> **How to complete this task**:
Give back each entry unchanged, minus pictures.
Start of Data records
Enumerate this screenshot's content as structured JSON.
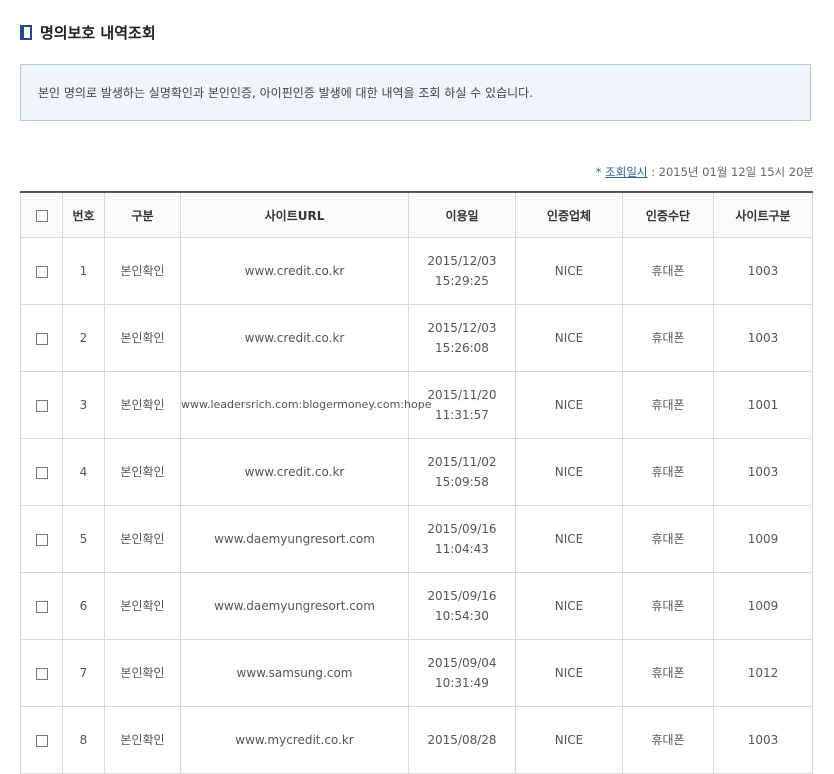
{
  "header": {
    "title": "명의보호 내역조회",
    "icon": "book-icon"
  },
  "notice": {
    "text": "본인 명의로 발생하는 실명확인과 본인인증, 아이핀인증 발생에 대한 내역을 조회 하실 수 있습니다."
  },
  "query_time": {
    "marker": "*",
    "label": "조회일시",
    "value": " : 2015년 01월 12일 15시 20분"
  },
  "table": {
    "columns": [
      "번호",
      "구분",
      "사이트URL",
      "이용일",
      "인증업체",
      "인증수단",
      "사이트구분"
    ],
    "rows": [
      {
        "no": "1",
        "type": "본인확인",
        "url": "www.credit.co.kr",
        "date": "2015/12/03",
        "time": "15:29:25",
        "vendor": "NICE",
        "method": "휴대폰",
        "site_code": "1003"
      },
      {
        "no": "2",
        "type": "본인확인",
        "url": "www.credit.co.kr",
        "date": "2015/12/03",
        "time": "15:26:08",
        "vendor": "NICE",
        "method": "휴대폰",
        "site_code": "1003"
      },
      {
        "no": "3",
        "type": "본인확인",
        "url": "www.leadersrich.com:blogermoney.com:hope",
        "date": "2015/11/20",
        "time": "11:31:57",
        "vendor": "NICE",
        "method": "휴대폰",
        "site_code": "1001"
      },
      {
        "no": "4",
        "type": "본인확인",
        "url": "www.credit.co.kr",
        "date": "2015/11/02",
        "time": "15:09:58",
        "vendor": "NICE",
        "method": "휴대폰",
        "site_code": "1003"
      },
      {
        "no": "5",
        "type": "본인확인",
        "url": "www.daemyungresort.com",
        "date": "2015/09/16",
        "time": "11:04:43",
        "vendor": "NICE",
        "method": "휴대폰",
        "site_code": "1009"
      },
      {
        "no": "6",
        "type": "본인확인",
        "url": "www.daemyungresort.com",
        "date": "2015/09/16",
        "time": "10:54:30",
        "vendor": "NICE",
        "method": "휴대폰",
        "site_code": "1009"
      },
      {
        "no": "7",
        "type": "본인확인",
        "url": "www.samsung.com",
        "date": "2015/09/04",
        "time": "10:31:49",
        "vendor": "NICE",
        "method": "휴대폰",
        "site_code": "1012"
      },
      {
        "no": "8",
        "type": "본인확인",
        "url": "www.mycredit.co.kr",
        "date": "2015/08/28",
        "time": "",
        "vendor": "NICE",
        "method": "휴대폰",
        "site_code": "1003"
      }
    ]
  }
}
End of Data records
> **Exercise result**:
Enumerate this screenshot's content as structured JSON.
{
  "header": {
    "title": "명의보호 내역조회",
    "icon": "book-icon"
  },
  "notice": {
    "text": "본인 명의로 발생하는 실명확인과 본인인증, 아이핀인증 발생에 대한 내역을 조회 하실 수 있습니다."
  },
  "query_time": {
    "marker": "*",
    "label": "조회일시",
    "value": " : 2015년 01월 12일 15시 20분"
  },
  "table": {
    "columns": [
      "번호",
      "구분",
      "사이트URL",
      "이용일",
      "인증업체",
      "인증수단",
      "사이트구분"
    ],
    "rows": [
      {
        "no": "1",
        "type": "본인확인",
        "url": "www.credit.co.kr",
        "date": "2015/12/03",
        "time": "15:29:25",
        "vendor": "NICE",
        "method": "휴대폰",
        "site_code": "1003"
      },
      {
        "no": "2",
        "type": "본인확인",
        "url": "www.credit.co.kr",
        "date": "2015/12/03",
        "time": "15:26:08",
        "vendor": "NICE",
        "method": "휴대폰",
        "site_code": "1003"
      },
      {
        "no": "3",
        "type": "본인확인",
        "url": "www.leadersrich.com:blogermoney.com:hope",
        "date": "2015/11/20",
        "time": "11:31:57",
        "vendor": "NICE",
        "method": "휴대폰",
        "site_code": "1001"
      },
      {
        "no": "4",
        "type": "본인확인",
        "url": "www.credit.co.kr",
        "date": "2015/11/02",
        "time": "15:09:58",
        "vendor": "NICE",
        "method": "휴대폰",
        "site_code": "1003"
      },
      {
        "no": "5",
        "type": "본인확인",
        "url": "www.daemyungresort.com",
        "date": "2015/09/16",
        "time": "11:04:43",
        "vendor": "NICE",
        "method": "휴대폰",
        "site_code": "1009"
      },
      {
        "no": "6",
        "type": "본인확인",
        "url": "www.daemyungresort.com",
        "date": "2015/09/16",
        "time": "10:54:30",
        "vendor": "NICE",
        "method": "휴대폰",
        "site_code": "1009"
      },
      {
        "no": "7",
        "type": "본인확인",
        "url": "www.samsung.com",
        "date": "2015/09/04",
        "time": "10:31:49",
        "vendor": "NICE",
        "method": "휴대폰",
        "site_code": "1012"
      },
      {
        "no": "8",
        "type": "본인확인",
        "url": "www.mycredit.co.kr",
        "date": "2015/08/28",
        "time": "",
        "vendor": "NICE",
        "method": "휴대폰",
        "site_code": "1003"
      }
    ]
  }
}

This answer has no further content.